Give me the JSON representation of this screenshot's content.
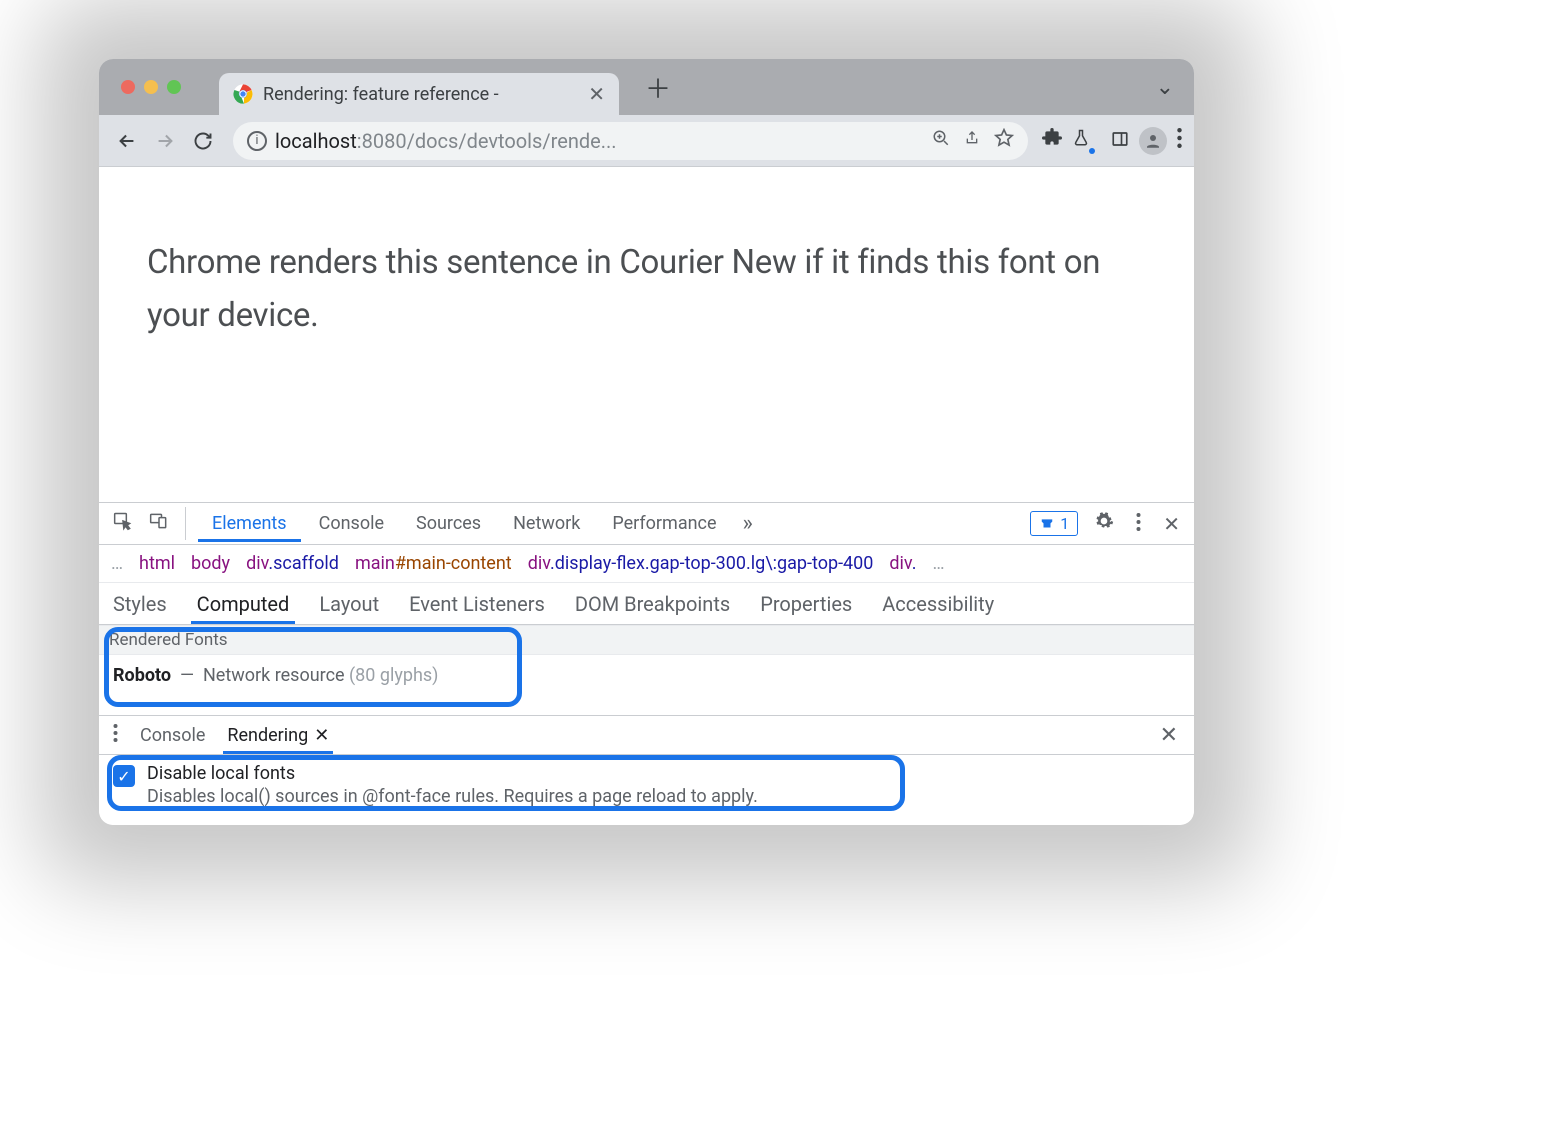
{
  "window": {
    "tab_title": "Rendering: feature reference -",
    "url_host": "localhost",
    "url_port": ":8080",
    "url_path": "/docs/devtools/rende..."
  },
  "page": {
    "sentence": "Chrome renders this sentence in Courier New if it finds this font on your device."
  },
  "devtools": {
    "tabs": [
      "Elements",
      "Console",
      "Sources",
      "Network",
      "Performance"
    ],
    "active_tab": "Elements",
    "issues_count": "1",
    "breadcrumb": [
      {
        "tag": "html"
      },
      {
        "tag": "body"
      },
      {
        "tag": "div",
        "cls": ".scaffold"
      },
      {
        "tag": "main",
        "id": "#main-content"
      },
      {
        "tag": "div",
        "cls": ".display-flex.gap-top-300.lg\\:gap-top-400"
      },
      {
        "tag": "div"
      }
    ],
    "side_tabs": [
      "Styles",
      "Computed",
      "Layout",
      "Event Listeners",
      "DOM Breakpoints",
      "Properties",
      "Accessibility"
    ],
    "active_side_tab": "Computed",
    "rendered_fonts": {
      "header": "Rendered Fonts",
      "font_name": "Roboto",
      "sep": "—",
      "source": "Network resource",
      "glyphs": "(80 glyphs)"
    },
    "drawer_tabs": [
      "Console",
      "Rendering"
    ],
    "active_drawer_tab": "Rendering",
    "disable_local_fonts": {
      "label": "Disable local fonts",
      "desc": "Disables local() sources in @font-face rules. Requires a page reload to apply."
    }
  }
}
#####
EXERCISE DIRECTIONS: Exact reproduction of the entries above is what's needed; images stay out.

EXPECTED ANSWER:
Give me the JSON representation of this screenshot's content.
{
  "window": {
    "tab_title": "Rendering: feature reference -",
    "url_host": "localhost",
    "url_port": ":8080",
    "url_path": "/docs/devtools/rende..."
  },
  "page": {
    "sentence": "Chrome renders this sentence in Courier New if it finds this font on your device."
  },
  "devtools": {
    "tabs": [
      "Elements",
      "Console",
      "Sources",
      "Network",
      "Performance"
    ],
    "active_tab": "Elements",
    "issues_count": "1",
    "breadcrumb": [
      {
        "tag": "html"
      },
      {
        "tag": "body"
      },
      {
        "tag": "div",
        "cls": ".scaffold"
      },
      {
        "tag": "main",
        "id": "#main-content"
      },
      {
        "tag": "div",
        "cls": ".display-flex.gap-top-300.lg\\:gap-top-400"
      },
      {
        "tag": "div"
      }
    ],
    "side_tabs": [
      "Styles",
      "Computed",
      "Layout",
      "Event Listeners",
      "DOM Breakpoints",
      "Properties",
      "Accessibility"
    ],
    "active_side_tab": "Computed",
    "rendered_fonts": {
      "header": "Rendered Fonts",
      "font_name": "Roboto",
      "sep": "—",
      "source": "Network resource",
      "glyphs": "(80 glyphs)"
    },
    "drawer_tabs": [
      "Console",
      "Rendering"
    ],
    "active_drawer_tab": "Rendering",
    "disable_local_fonts": {
      "label": "Disable local fonts",
      "desc": "Disables local() sources in @font-face rules. Requires a page reload to apply."
    }
  }
}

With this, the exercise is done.